yoga teacher has been barred from using a church hall for her classes after a clergyman claimed the practice was not “compatible” with Christianity.
Atsuko Kato, 54, has run sessions at a range of venues for 25 years, building up a client base across Devon.
But when she looked for new venues to host classes in Barnstaple she was rejected from hiring a church hall in the village of Pilton due to religious reasons.
Reverend Nigel Dilkes said St Mary’s Church could not accommodate Ms Kato because the activity was not “compatible with the Christian faith”.
Yoga originated in northern India and has connections to both Hinduism and Buddhism. Ms Kato said the reverend’s stance was “outdated”, and pointed out that a female vicar was among her students.
She said: “They asked me what I wanted to hire it for and I said to teach a yoga class.
“They said they can not tolerate it if it was for yoga and claimed yoga was not suitable for a church.
“They said they weren’t allowed to host yoga classes because they were a church and it was not compatible with Christian beliefs.
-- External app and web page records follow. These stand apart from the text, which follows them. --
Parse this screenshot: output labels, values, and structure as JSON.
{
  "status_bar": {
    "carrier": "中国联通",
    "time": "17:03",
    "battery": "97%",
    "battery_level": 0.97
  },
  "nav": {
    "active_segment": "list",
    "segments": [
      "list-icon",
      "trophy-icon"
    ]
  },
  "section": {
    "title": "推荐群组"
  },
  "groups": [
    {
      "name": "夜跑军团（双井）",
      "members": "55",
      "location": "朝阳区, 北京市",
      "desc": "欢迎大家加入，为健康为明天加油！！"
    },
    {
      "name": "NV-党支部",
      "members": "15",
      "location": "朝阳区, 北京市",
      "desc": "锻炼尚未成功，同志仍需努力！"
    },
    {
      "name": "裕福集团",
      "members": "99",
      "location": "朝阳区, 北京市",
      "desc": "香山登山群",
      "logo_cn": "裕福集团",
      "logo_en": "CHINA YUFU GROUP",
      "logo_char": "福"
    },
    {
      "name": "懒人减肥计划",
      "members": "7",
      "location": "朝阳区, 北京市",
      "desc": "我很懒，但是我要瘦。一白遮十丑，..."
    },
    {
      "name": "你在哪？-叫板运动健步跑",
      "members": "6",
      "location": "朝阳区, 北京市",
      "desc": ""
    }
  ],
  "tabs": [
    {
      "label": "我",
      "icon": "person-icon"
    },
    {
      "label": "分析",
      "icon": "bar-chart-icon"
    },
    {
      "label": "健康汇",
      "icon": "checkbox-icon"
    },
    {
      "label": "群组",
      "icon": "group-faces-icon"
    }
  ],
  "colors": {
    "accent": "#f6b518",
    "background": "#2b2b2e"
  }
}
No other explanation, that was it.
“In one of my classes I have a female vicar and they don’t seem to have concerns, so I struggle to understand what the problem is.
“I was very surprised by this attitude, yoga is so mainstream now.”
Reverend Dilkes said the church hall was solely to be used for activities deemed compatible with the Christian faith, and encouraged pilates to be practiced as an alternative.
He said: “The test of this is whether a belief or world view underpinning the activity acknowledges that there is only one God and that the New Testament person of Jesus Christ is God himself.
“Yoga is one of several activities that claims to confer physical benefits for flexibility and balance but also claims a spiritual connection which doesn’t stand this test.
“So we say why not enjoy, for example, pilates instead. We would welcome pilates classes to our church hall.”